My latest column for the National Sports Journalism Center at Indiana examines the sports talk/debate culture that likely contributed to Stephen A. Smith’s deplorable comments on domestic violence.
From the column.
It now is several days removed, and I still am astounded about what Stephen A. Smith said on “First Take” Friday.
How can anyone go on national television and suggest that women should be careful not to “provoke” men to the point where the situation could get violent? I mean, is he insane?
If you talk about domestic violence on TV, you never come close to your comments being misconstrued. It’s wrong, end of discussion.
I know Smith apologized profusely for his comments on “First Take” Monday. Following the apology, ESPN issued a statement saying, “As his apology demonstrates, he recognizes his mistakes and has a deeper appreciation of our company values.”
Oh, I’m sure when your career flashes before your eyes, you get a deeper appreciation of company values.
Yet upon more reflection about Smith’s comments, I wonder if something more is at play here. Now, in no way am I letting him off the hook. Let’s be clear about that. However, let’s just throw out the possibility that ESPN bears some responsibility here.
It isn’t just ESPN, per se. Rather, it is the sports talk radio/debate genre of programming that are driving the engines on many platforms.
In order to generate ratings, the personalities on these shows need to stand out to get noticed. They have to be edgy and controversial.

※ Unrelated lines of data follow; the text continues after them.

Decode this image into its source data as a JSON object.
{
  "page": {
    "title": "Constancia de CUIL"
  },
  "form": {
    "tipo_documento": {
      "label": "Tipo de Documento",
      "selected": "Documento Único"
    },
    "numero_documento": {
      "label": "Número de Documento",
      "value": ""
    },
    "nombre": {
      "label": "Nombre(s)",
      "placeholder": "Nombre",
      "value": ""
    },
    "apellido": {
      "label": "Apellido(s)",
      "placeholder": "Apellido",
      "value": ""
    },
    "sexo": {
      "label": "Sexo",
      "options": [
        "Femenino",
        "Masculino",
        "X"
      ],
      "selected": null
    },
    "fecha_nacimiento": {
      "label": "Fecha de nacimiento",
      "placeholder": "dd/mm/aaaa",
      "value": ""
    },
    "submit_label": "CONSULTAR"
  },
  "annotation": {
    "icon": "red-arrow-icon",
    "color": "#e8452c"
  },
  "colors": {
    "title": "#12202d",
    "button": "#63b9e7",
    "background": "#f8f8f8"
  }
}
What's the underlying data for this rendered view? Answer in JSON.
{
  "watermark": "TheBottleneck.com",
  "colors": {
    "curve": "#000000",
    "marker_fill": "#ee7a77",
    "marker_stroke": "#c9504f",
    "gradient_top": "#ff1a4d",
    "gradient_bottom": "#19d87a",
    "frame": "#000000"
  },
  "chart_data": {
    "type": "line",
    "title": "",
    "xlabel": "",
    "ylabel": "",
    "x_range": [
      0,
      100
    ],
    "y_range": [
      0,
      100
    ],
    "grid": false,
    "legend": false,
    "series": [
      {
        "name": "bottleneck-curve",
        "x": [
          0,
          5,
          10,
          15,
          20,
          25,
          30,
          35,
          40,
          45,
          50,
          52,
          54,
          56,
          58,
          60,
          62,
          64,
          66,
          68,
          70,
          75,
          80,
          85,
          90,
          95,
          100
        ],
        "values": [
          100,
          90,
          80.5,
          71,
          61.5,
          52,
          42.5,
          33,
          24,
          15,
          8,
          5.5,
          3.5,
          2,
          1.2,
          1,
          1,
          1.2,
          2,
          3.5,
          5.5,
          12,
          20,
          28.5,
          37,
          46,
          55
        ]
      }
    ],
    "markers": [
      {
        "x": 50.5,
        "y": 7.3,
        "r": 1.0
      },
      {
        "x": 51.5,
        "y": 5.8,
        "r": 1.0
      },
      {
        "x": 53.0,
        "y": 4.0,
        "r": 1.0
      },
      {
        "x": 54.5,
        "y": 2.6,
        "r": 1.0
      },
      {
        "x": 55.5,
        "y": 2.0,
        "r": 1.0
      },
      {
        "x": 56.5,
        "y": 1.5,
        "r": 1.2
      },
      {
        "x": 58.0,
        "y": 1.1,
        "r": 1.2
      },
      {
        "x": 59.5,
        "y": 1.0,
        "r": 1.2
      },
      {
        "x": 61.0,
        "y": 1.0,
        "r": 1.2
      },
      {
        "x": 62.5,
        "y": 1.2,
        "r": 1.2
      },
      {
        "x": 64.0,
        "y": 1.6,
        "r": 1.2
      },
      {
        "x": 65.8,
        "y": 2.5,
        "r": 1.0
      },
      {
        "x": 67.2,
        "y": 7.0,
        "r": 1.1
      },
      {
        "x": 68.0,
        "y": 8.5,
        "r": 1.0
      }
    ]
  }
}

If you’re predictable and middle-of-the-road, you won’t last long in these formats.
The idea is to generate water cooler talk where a viewer tells the gang, “Hey, did you hear what (fill in the name here) said last night…?”
There is an expectation, if not pressure, for these personalities to push the envelope, to take things to the edge.
Yet as Smith showed Friday, when you teeter on the edge, sometimes you fall over the cliff.